NASA's Radiation Belt Storm Probes are flying in Earth orbit after a successful liftoff and ascent this morning. The probes launched aboard a United Launch Alliance Atlas V rocket at 4:05 a.m. EDT after a smooth countdown at Cape Canaveral Air Force Station in Florida. The probes were released from the rocket's Centaur upper stage one at a time and sent off into different orbits, kicking off the two-year mission to study Earth's radiation belts.
"I'm very happy to report that we have two happy spacecraft on orbit," said Rick Fitzgerald, RBSP project manager from the Johns Hopkins University Applied Physics Laboratory, which is managing the mission for NASA. "Many thanks to ULA and Launch Services Program for getting us on orbit, giving us a great ride and injecting us in exactly the orbit that we wanted to be in."
During the RBSP mission, the identical twin spacecraft will fly in separate orbits throughout the inner and outer Van Allen radiation belts that encircle the Earth. The sun influences the behavior of the radiation belts, which in turn can impact life on Earth and endanger astronauts and spacecraft in orbit.
"Today, 11 years of hard work was realized by the science team as a number of us stood together watching the rocket lift off the pad," said Nicky Fox, RBSP deputy project scientist from APL. "(The spacecraft) are now at home in the Van Allen belts where they belong, and we can all finally breathe out now that solar panels are out on both of them."
The spacecraft will go through a 60-day commissioning period before beginning its prime mission.

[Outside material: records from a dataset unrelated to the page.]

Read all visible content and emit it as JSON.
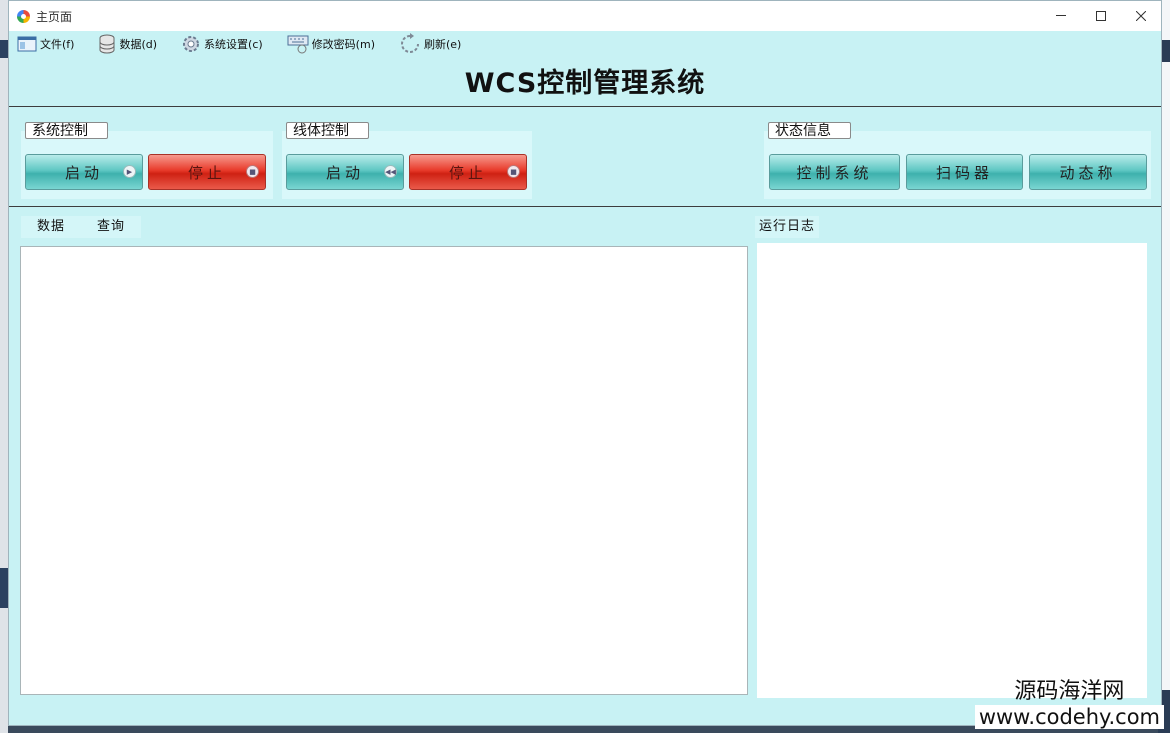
{
  "window": {
    "title": "主页面",
    "minimize_icon": "minimize-icon",
    "maximize_icon": "maximize-icon",
    "close_icon": "close-icon"
  },
  "menu": [
    {
      "label": "文件(f)",
      "icon": "folder-window-icon"
    },
    {
      "label": "数据(d)",
      "icon": "database-icon"
    },
    {
      "label": "系统设置(c)",
      "icon": "gear-icon"
    },
    {
      "label": "修改密码(m)",
      "icon": "keyboard-icon"
    },
    {
      "label": "刷新(e)",
      "icon": "refresh-icon"
    }
  ],
  "header": {
    "title": "WCS控制管理系统"
  },
  "system_control": {
    "label": "系统控制",
    "start": "启动",
    "stop": "停止"
  },
  "line_control": {
    "label": "线体控制",
    "start": "启动",
    "stop": "停止"
  },
  "status_info": {
    "label": "状态信息",
    "buttons": [
      "控制系统",
      "扫码器",
      "动态称"
    ]
  },
  "data_panel": {
    "tabs": [
      "数据",
      "查询"
    ]
  },
  "log_panel": {
    "label": "运行日志"
  },
  "watermark": {
    "line1": "源码海洋网",
    "line2": "www.codehy.com"
  },
  "colors": {
    "window_bg": "#c8f2f4",
    "teal_button": "#3eb1ad",
    "red_button": "#cf2113"
  }
}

"Now that the spacecraft are safely in orbit, the real fun begins," said Mike Luther, deputy associate administrator for the Science Mission Directorate at NASA Headquarters in Washington. "After the commissioning period, we get to then begin to perform the most detailed study of Earth's radiation belts that's ever been undertaken."